Exercise directions
The job is to find each line in the entries holding the string "University" and copy that line.

Stored items from a collection
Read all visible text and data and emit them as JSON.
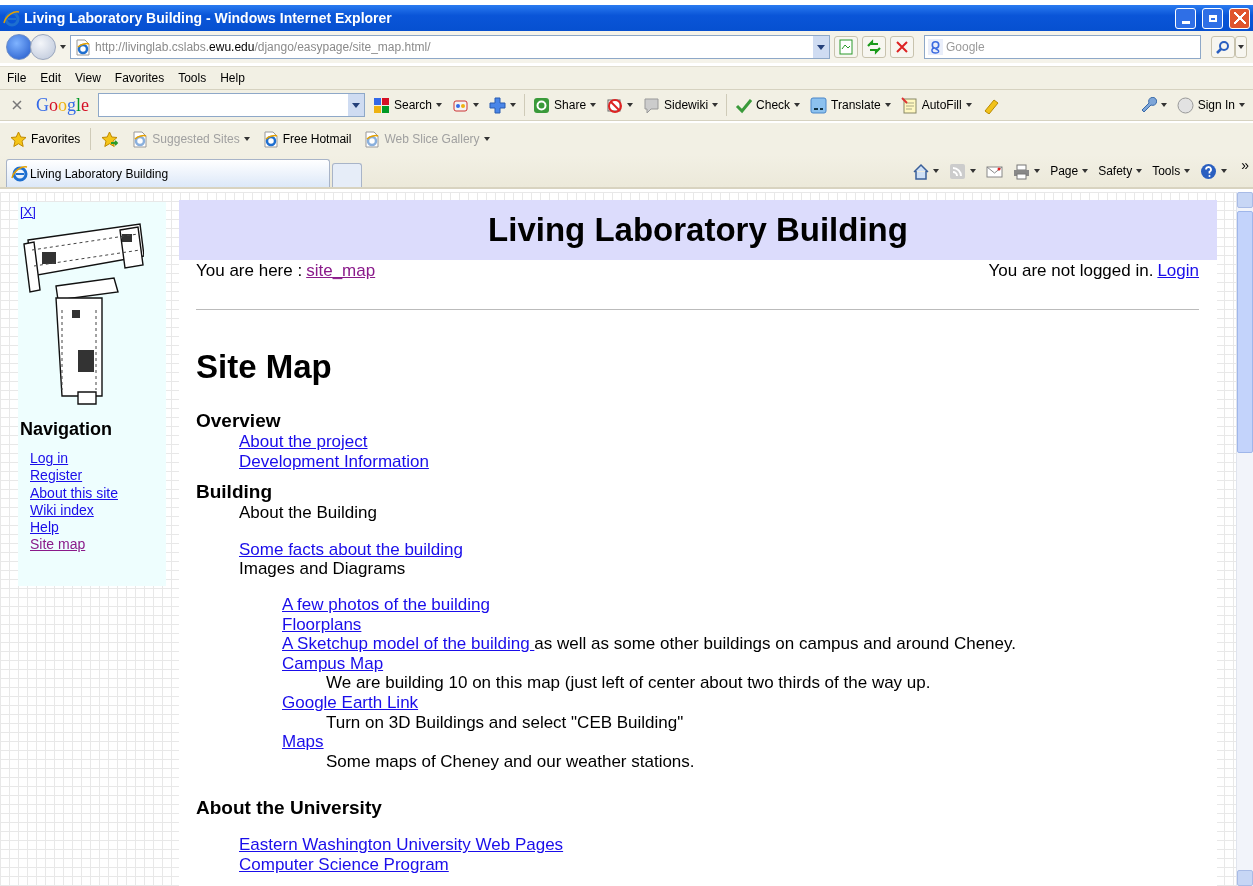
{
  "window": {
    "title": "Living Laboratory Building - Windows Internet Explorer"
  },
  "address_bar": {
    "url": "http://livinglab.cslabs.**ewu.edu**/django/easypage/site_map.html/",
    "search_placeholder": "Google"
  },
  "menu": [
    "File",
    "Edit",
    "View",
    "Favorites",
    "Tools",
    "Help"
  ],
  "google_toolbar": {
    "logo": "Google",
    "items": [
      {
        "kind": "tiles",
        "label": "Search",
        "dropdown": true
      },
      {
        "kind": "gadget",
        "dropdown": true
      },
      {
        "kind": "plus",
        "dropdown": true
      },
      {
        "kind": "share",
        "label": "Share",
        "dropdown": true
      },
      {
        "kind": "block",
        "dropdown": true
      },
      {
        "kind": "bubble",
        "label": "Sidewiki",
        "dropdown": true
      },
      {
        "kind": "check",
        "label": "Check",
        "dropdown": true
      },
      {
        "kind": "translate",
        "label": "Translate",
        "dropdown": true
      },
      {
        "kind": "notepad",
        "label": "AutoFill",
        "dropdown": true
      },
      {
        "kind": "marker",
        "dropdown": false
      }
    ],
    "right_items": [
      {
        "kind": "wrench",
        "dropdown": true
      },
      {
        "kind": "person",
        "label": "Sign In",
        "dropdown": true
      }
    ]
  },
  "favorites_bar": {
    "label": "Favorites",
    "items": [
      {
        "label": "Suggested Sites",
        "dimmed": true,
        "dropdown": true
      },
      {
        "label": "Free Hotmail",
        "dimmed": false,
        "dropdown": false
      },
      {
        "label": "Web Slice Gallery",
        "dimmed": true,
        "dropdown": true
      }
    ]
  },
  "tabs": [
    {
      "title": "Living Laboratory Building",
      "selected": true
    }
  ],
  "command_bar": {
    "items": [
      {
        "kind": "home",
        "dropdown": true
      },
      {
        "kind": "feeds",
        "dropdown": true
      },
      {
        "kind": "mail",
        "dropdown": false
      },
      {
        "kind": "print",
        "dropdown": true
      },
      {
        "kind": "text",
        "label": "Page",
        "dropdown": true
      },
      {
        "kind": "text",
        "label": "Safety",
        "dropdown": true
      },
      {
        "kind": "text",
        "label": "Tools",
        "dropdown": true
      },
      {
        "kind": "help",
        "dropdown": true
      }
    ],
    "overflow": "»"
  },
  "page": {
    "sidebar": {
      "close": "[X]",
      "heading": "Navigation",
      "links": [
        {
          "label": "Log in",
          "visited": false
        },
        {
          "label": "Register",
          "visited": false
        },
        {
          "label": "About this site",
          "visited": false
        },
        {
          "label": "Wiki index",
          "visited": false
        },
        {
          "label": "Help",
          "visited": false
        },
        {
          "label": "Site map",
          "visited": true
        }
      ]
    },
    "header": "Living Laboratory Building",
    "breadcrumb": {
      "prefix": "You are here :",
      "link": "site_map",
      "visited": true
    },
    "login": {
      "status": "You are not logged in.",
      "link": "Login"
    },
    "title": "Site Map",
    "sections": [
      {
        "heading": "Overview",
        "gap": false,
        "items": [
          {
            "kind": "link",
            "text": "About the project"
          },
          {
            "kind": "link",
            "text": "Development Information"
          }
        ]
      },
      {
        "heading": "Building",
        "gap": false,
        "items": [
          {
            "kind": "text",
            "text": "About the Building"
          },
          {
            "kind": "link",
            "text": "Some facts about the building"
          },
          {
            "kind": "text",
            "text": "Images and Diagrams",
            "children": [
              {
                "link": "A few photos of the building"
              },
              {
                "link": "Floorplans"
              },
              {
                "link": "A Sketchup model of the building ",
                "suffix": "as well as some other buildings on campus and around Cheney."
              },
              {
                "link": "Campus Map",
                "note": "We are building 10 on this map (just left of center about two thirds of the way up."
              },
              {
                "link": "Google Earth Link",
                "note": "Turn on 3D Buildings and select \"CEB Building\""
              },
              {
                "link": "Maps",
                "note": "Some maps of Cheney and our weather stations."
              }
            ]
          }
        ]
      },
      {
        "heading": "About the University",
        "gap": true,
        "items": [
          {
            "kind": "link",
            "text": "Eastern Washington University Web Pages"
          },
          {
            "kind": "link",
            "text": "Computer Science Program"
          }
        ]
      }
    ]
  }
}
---
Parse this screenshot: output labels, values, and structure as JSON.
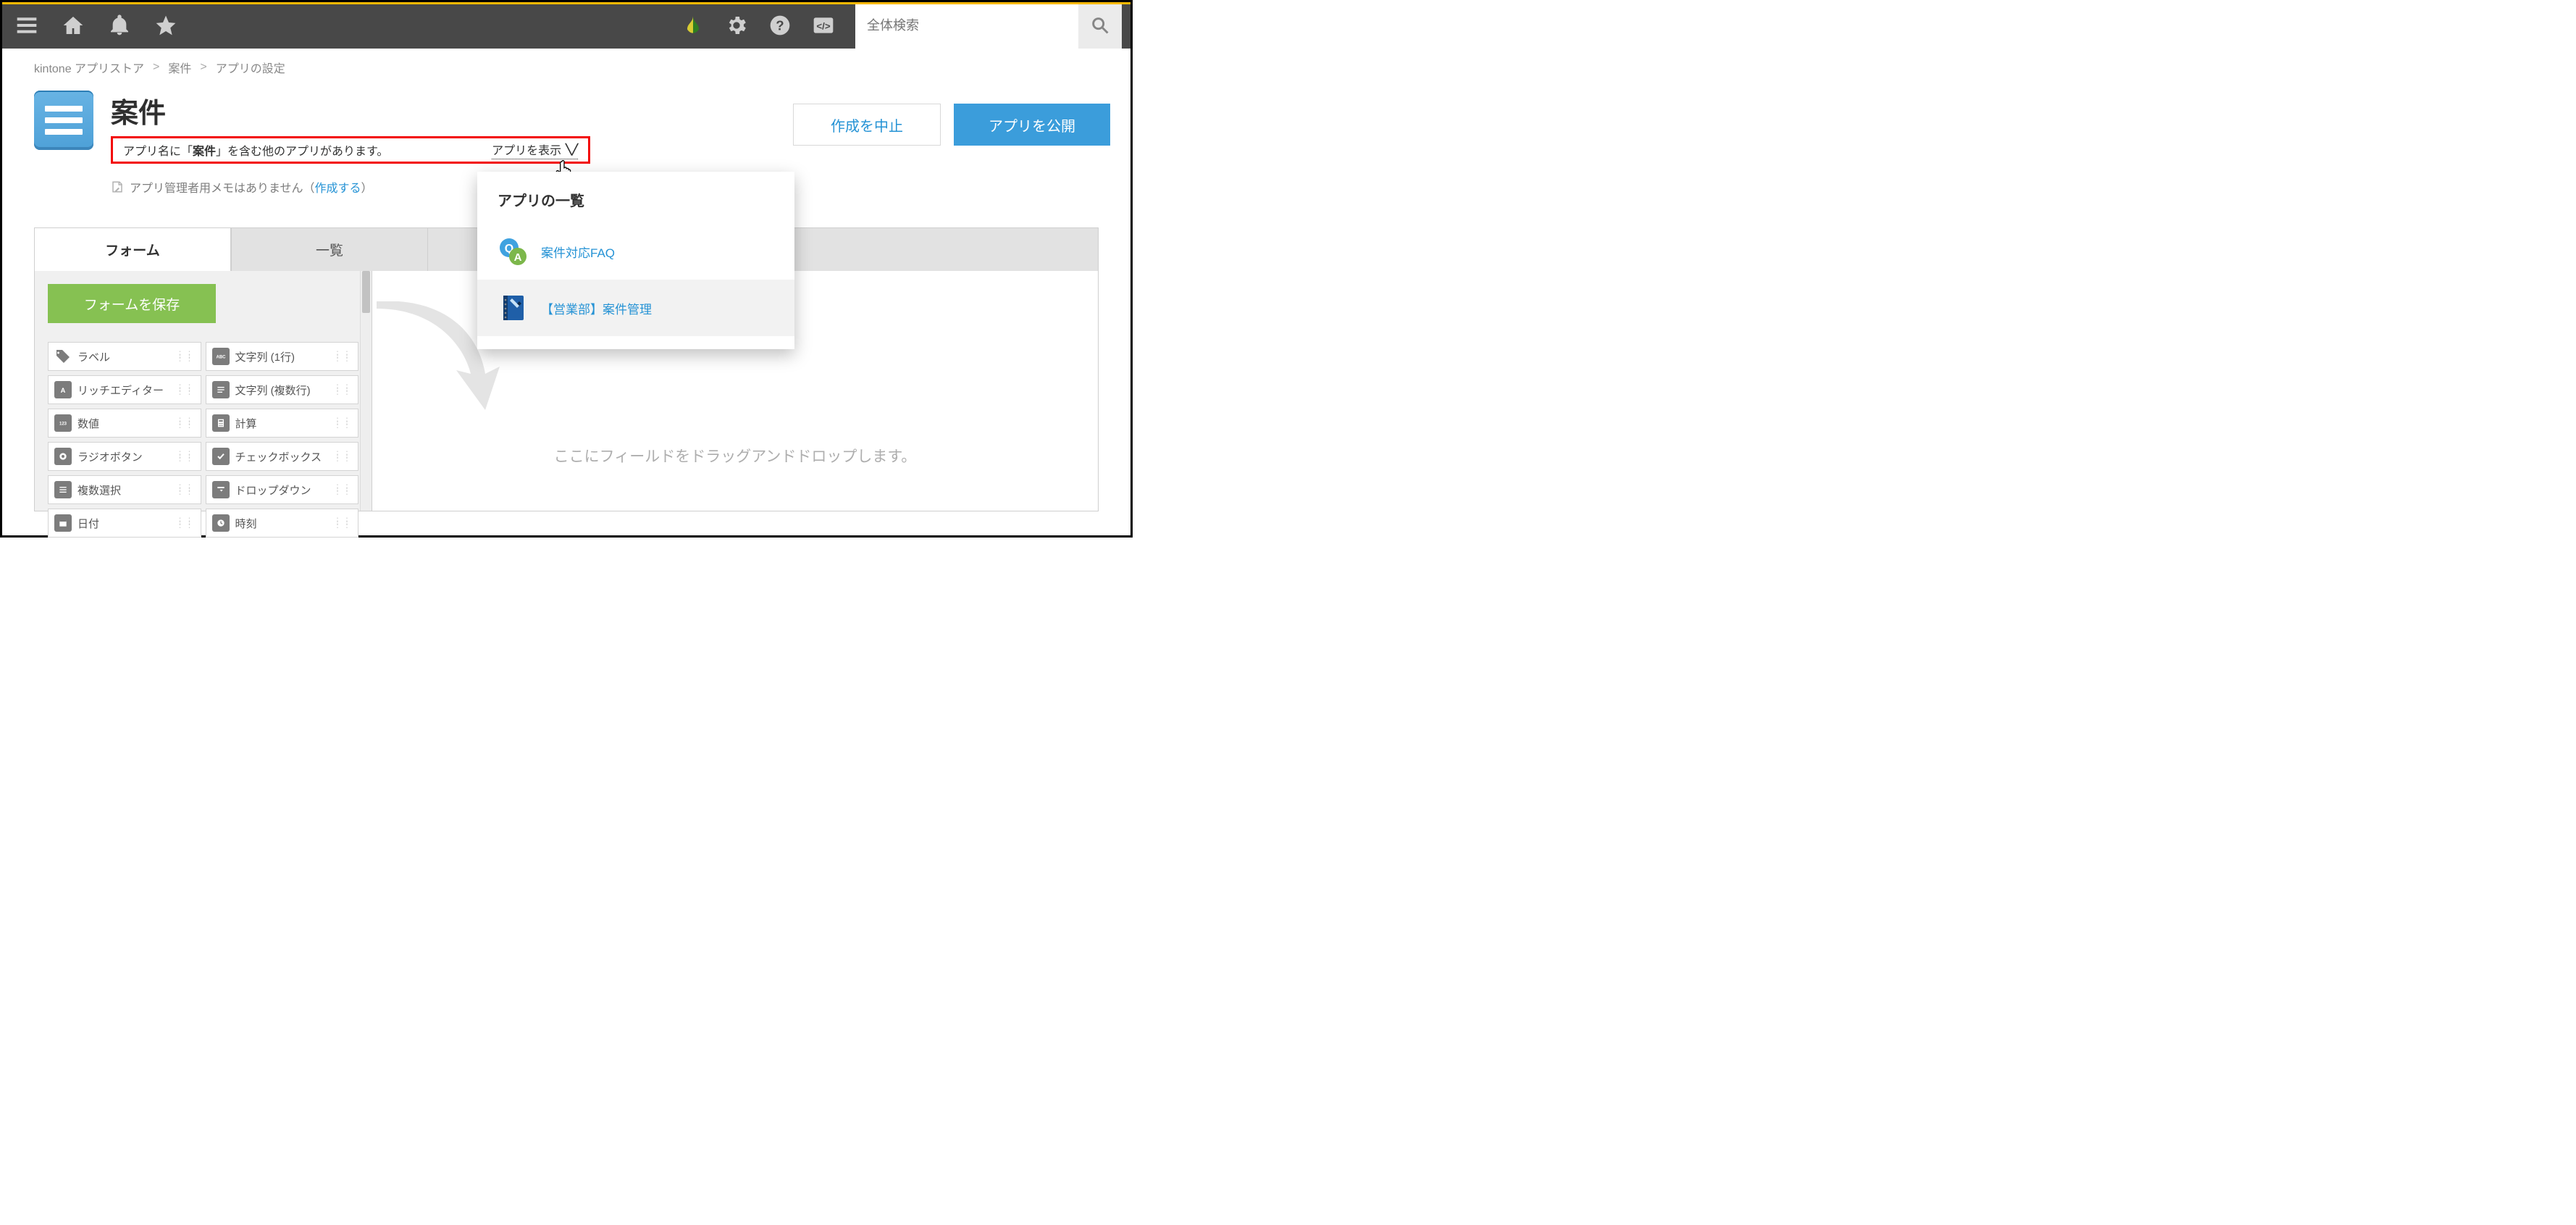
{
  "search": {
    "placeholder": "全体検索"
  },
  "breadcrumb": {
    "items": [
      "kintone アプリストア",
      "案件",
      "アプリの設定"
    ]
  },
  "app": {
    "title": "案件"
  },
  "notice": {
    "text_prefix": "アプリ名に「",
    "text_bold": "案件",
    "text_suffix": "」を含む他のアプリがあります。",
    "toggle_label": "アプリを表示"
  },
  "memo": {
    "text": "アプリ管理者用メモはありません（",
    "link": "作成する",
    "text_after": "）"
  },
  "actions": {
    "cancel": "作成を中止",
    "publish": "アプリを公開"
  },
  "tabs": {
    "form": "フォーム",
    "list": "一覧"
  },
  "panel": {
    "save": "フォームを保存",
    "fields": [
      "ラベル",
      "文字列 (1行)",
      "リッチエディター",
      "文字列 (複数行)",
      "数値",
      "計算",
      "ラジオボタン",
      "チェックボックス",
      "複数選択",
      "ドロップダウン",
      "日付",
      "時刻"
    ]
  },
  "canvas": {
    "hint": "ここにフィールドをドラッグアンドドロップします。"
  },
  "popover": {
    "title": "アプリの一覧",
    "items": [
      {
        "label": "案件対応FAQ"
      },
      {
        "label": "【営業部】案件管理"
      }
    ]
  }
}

Answer space
        "heading": "About the University",
            "text": "Eastern Washington University Web Pages"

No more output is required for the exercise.